2017-04-13: On speedruns, cheating, and emulators
A thing has been on my mind for a bit. Since I have this space now I figure I'll brain dump on it.
Last week, the Ninja Gaiden II leaderboard added some new rules geared toward making it harder for emulator runners to cheat. This came on the tail of a four hour long debate on what's reasonable to expect of runners, whether emulator makes it too easy to cheat, and if it's fair to expect a higher standard from emulator runners as far as proving they are legit goes. This all started when a run was submitted that the community deemed too good to be legit. The runner, when asked to prove his ability in a live stream, deleted his run and disappeared from the community.
The NG2 community came up with similar answers as their rules now state:
For sub 10:20 runs, frame counter and input display are required. If this is not followed, contact the mods/community and tell us the reason.
Why is this a good solution? Because on most emulators, the frame counter will simultaneously make both TAS playback and splicing a thousand times more difficult, and the input monitor will further address other concerns of turbo use, TASing, and such. The frame counter making splicing harder boils down to this: you now have a number in the game feed that indicates how many frames of video there should be at any given time. If that number suddenly jumps forward or backward, you have a splice in the video.
A side bonus of the frame counter is, in most emulators with TAS playback capabilities, the counter will change in a very obvious manner when a TAS file is being played. FCEUX and Bizhawk will both change to display the number of frames in the movie file as well as the current frame, making it a dead giveaway that a TAS is being played back. snes9x-rr will display an indicator that a movie is playing, etc.
With TAS playback as ruled out as we can get it, the input display just further reduces the possibility that tasks are automated somehow. With a frame counter ticking, you can slow down the video and see if a runner is doing something impossible like many chained one-frame taps (an accusation that came up in the NG2 situation above). I personally would opt to use an external input viewer for two reasons though: 1.) Getting as much crap out of the game feed as possible is a goal of mine and 2.) It further rules out Lua scripting, TASing, etc since now an external program is corroborating your inputs with the game window.
These two rules together are a very good, honed strike against TAS playbacks. In addition I'd suggest requiring streaming, but that's not practical as there are still runners out there who cannot stream to services we can use to verify runs.

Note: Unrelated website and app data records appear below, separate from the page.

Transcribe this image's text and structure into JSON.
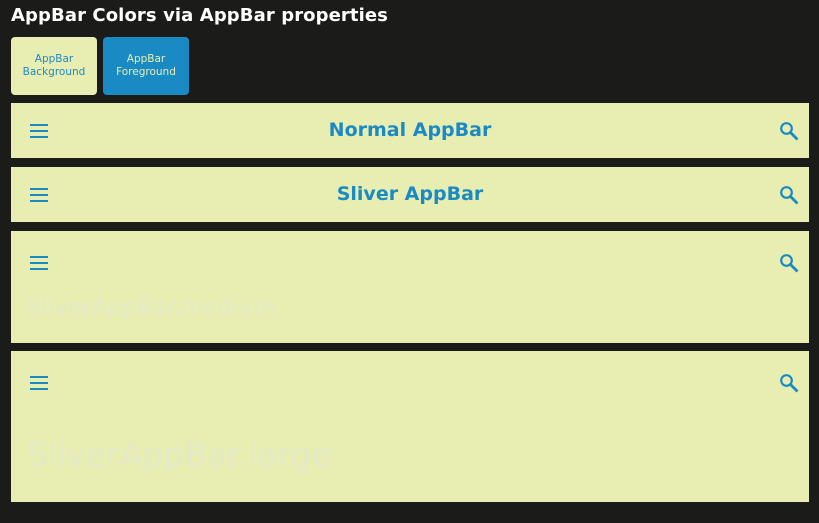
{
  "header": {
    "title": "AppBar Colors via AppBar properties"
  },
  "swatches": {
    "background": {
      "line1": "AppBar",
      "line2": "Background",
      "color": "#e8eeb1"
    },
    "foreground": {
      "line1": "AppBar",
      "line2": "Foreground",
      "color": "#1a8ac4"
    }
  },
  "appbars": {
    "normal": {
      "title": "Normal AppBar",
      "leading_icon": "menu-icon",
      "action_icon": "search-icon"
    },
    "sliver": {
      "title": "Sliver AppBar",
      "leading_icon": "menu-icon",
      "action_icon": "search-icon"
    },
    "medium": {
      "title": "SliverAppBar.medium",
      "leading_icon": "menu-icon",
      "action_icon": "search-icon"
    },
    "large": {
      "title": "SliverAppBar.large",
      "leading_icon": "menu-icon",
      "action_icon": "search-icon"
    }
  },
  "colors": {
    "page_background": "#1b1c19",
    "appbar_background": "#e8eeb1",
    "appbar_foreground": "#1a8ac4"
  }
}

Runners in China are a good example of such. However, streaming does even further reduce the window of doubt when it comes to the validity of runs.

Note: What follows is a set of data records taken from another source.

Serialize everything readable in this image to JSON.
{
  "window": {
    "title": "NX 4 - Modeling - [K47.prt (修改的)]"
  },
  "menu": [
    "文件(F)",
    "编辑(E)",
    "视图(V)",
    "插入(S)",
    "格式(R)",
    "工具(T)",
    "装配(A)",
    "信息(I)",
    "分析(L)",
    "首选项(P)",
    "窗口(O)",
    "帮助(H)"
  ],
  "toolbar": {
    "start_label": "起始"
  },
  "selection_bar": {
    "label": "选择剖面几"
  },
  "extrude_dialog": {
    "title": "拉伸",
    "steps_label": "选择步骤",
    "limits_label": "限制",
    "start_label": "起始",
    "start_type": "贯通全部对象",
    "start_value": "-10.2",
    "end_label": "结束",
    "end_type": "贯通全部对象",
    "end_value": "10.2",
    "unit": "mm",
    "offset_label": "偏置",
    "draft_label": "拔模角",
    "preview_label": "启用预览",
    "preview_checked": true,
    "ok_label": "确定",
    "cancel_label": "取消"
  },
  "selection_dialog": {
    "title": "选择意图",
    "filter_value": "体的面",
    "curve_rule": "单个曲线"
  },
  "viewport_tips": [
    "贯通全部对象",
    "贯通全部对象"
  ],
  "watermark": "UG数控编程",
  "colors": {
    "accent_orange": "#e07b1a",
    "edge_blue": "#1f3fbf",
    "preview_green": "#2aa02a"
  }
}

However, I'm a little worried about leaderboard mods getting complacent that, because the frame counter says no movie is loaded, there can be no TASing going on. FCEUX, Bizhawk, snes9x, et al are all open source and it'd be trivial for someone with the knowledge to alter the emulator. This raises the barrier, but does not eliminate it. Judgements will have to be made still on if certain things seen in a run are impossible for a human, and the appropriate skill checks made. Still it's a good start.
I'm a huge proponent of reducing the amount of stuff displayed over the game. Until now I said I'd fight to the death any requirement to put something in the game window to make your run acceptable but you know what? Requiring the frame counter makes a lot of sense as far as combating TASing and splicing goes. In FCEUX and snes9x-rr it's a giant eyesore, but in Bizhawk it's a very discreet, small number in the corner of the screen. I'm all for it.

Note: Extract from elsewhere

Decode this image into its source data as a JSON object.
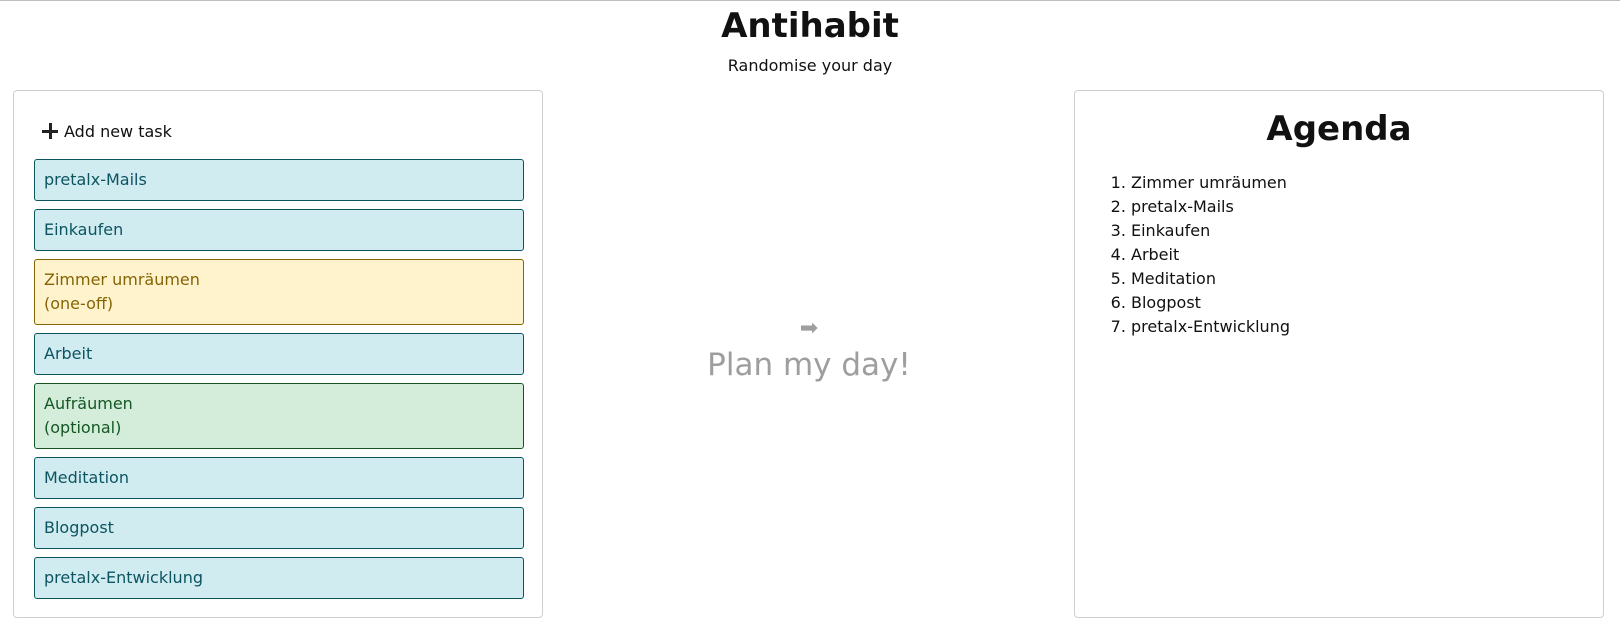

Just as long as people stop requiring capturing the window border of the emulator. I've proved that that does absolutely nothing to combat cheating.